BEGIN Source records

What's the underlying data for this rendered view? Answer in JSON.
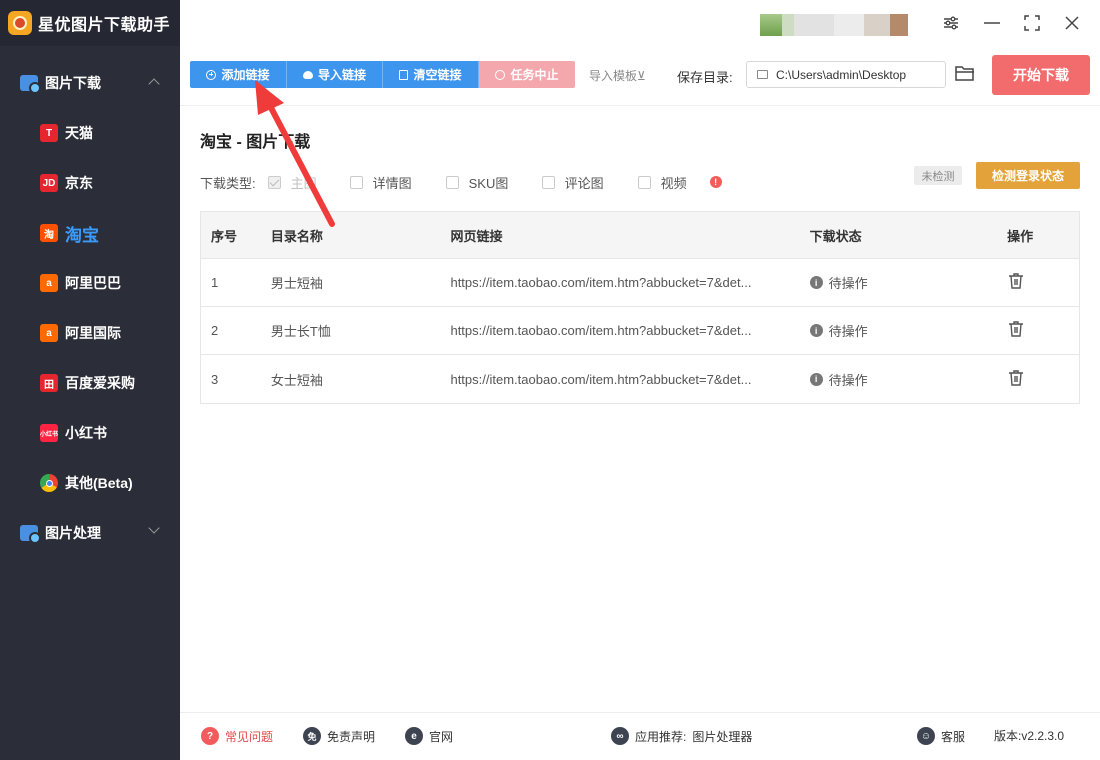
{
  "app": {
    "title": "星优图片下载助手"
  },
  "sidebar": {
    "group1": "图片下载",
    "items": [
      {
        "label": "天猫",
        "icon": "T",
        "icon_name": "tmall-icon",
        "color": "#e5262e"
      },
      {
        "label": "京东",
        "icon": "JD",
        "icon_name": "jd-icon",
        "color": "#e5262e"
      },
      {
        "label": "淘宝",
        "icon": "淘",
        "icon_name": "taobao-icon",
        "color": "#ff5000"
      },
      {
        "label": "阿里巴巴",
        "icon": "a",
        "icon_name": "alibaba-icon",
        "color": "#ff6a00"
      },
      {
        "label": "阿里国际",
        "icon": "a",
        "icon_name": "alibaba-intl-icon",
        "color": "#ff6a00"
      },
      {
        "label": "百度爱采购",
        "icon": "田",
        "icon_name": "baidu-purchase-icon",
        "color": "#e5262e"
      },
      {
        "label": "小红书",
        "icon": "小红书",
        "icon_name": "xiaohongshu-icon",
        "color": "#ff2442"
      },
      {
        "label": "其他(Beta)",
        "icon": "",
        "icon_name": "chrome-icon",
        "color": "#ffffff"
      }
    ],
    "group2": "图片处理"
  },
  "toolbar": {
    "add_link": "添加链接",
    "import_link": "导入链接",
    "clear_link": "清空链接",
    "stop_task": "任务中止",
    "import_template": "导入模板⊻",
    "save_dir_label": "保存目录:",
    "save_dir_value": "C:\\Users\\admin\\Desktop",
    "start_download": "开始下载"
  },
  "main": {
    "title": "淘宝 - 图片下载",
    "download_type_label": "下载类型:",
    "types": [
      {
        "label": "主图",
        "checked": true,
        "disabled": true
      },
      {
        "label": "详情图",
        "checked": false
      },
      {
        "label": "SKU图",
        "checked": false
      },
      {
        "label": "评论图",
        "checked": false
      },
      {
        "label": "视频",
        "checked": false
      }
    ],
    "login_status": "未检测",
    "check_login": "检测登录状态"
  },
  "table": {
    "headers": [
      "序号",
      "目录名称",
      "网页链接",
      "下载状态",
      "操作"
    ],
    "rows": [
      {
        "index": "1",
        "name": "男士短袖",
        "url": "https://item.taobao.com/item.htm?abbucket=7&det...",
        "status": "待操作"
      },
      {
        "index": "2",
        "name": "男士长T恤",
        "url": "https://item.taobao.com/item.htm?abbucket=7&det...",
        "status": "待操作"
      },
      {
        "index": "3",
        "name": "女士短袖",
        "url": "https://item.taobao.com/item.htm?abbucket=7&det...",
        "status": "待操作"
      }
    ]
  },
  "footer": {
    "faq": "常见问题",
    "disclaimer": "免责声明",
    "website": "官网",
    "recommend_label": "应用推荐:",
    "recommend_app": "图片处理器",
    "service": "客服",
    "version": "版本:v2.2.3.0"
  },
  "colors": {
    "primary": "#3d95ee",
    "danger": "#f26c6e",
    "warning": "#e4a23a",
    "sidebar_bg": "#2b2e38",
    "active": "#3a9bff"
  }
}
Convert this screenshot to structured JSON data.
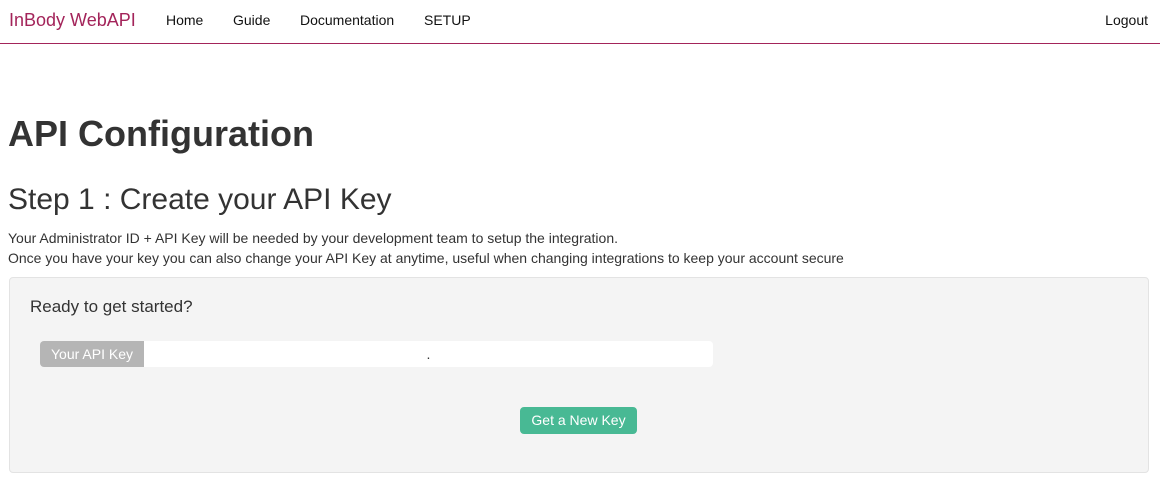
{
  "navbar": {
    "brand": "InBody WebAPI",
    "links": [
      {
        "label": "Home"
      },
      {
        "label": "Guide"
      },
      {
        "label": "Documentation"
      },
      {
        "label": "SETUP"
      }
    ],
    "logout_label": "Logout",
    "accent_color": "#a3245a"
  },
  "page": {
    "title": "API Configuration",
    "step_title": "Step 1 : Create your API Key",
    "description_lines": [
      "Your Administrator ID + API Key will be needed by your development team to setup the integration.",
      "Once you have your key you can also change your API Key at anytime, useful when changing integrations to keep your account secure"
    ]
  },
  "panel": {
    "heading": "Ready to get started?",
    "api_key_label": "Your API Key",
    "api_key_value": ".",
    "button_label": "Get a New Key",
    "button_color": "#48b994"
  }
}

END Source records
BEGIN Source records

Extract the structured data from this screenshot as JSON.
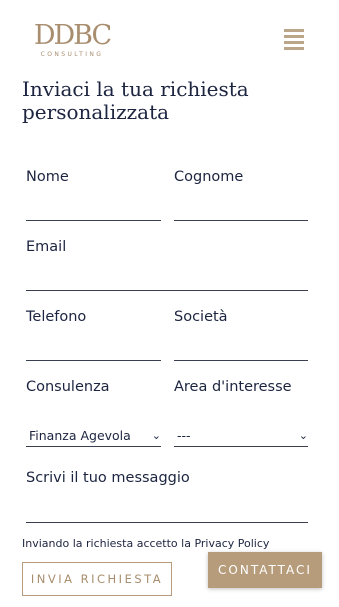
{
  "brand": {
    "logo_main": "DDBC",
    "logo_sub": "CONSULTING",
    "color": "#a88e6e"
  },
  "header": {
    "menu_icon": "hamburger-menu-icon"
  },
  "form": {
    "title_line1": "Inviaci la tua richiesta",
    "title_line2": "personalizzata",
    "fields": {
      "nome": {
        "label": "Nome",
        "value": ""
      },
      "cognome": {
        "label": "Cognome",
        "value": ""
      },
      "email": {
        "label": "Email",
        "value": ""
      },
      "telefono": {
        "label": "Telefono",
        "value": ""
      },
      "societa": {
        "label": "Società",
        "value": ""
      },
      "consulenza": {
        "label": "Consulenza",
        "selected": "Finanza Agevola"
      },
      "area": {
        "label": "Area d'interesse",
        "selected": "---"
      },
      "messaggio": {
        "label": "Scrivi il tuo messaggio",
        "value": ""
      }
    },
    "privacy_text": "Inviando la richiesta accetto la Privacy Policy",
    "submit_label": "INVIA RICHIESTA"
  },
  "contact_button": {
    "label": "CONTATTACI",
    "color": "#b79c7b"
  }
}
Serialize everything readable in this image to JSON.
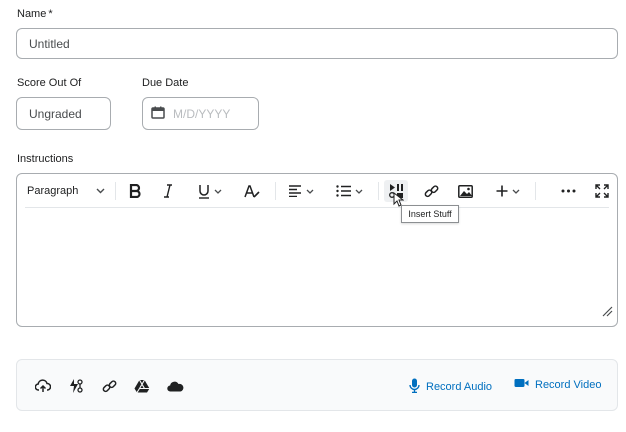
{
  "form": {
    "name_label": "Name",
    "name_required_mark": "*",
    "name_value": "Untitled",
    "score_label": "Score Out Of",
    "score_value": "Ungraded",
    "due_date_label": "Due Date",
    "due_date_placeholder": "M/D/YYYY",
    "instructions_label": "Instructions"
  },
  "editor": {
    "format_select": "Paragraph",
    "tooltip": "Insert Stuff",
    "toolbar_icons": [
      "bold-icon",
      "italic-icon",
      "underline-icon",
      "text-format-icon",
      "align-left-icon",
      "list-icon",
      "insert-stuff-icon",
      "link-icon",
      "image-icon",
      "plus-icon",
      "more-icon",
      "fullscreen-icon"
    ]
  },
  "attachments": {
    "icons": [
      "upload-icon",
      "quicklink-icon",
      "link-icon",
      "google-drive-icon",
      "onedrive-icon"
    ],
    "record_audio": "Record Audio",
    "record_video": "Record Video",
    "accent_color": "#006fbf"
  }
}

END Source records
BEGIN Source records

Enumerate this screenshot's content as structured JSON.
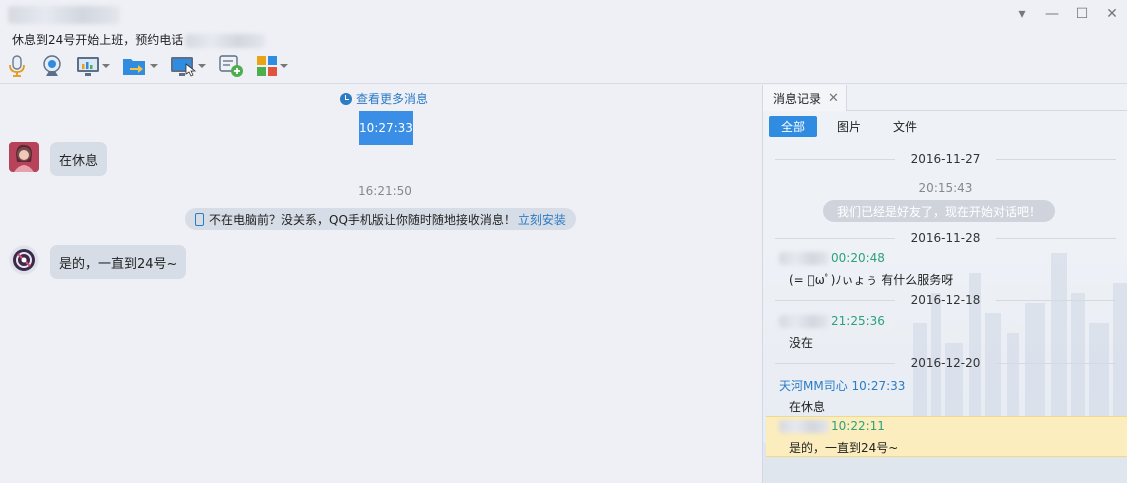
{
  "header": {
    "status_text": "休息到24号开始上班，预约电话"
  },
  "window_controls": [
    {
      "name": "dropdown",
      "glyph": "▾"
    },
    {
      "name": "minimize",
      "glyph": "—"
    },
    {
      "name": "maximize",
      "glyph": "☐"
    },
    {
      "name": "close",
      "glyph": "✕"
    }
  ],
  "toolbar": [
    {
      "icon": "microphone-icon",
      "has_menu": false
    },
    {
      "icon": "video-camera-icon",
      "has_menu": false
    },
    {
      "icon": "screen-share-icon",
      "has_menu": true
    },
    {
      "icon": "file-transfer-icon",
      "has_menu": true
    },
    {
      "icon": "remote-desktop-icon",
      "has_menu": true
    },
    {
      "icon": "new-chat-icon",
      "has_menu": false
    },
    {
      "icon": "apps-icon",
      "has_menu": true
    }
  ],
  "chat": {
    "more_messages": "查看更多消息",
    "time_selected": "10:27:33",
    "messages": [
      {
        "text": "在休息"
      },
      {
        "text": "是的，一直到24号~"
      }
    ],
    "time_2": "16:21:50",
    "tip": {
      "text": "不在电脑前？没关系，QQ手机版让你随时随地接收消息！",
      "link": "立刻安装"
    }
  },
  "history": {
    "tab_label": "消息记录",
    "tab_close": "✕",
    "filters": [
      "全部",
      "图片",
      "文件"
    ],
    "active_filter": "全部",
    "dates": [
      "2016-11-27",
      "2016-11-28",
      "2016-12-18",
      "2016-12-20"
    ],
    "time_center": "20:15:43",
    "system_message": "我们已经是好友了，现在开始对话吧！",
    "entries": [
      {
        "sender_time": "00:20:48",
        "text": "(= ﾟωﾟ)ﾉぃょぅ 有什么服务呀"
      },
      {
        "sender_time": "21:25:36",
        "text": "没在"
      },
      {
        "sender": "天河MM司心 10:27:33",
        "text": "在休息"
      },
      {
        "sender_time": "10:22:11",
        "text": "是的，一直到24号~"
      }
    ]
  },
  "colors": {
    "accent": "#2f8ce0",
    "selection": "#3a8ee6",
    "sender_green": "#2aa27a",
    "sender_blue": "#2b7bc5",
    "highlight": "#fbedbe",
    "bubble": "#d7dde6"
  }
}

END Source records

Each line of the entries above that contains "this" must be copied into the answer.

What's the underlying data for this rendered view? Answer in JSON.
Convert this screenshot to structured JSON data.
Extract the structured data from this screenshot as JSON.
Serialize everything readable in this image to JSON.
Enumerate this screenshot's content as structured JSON.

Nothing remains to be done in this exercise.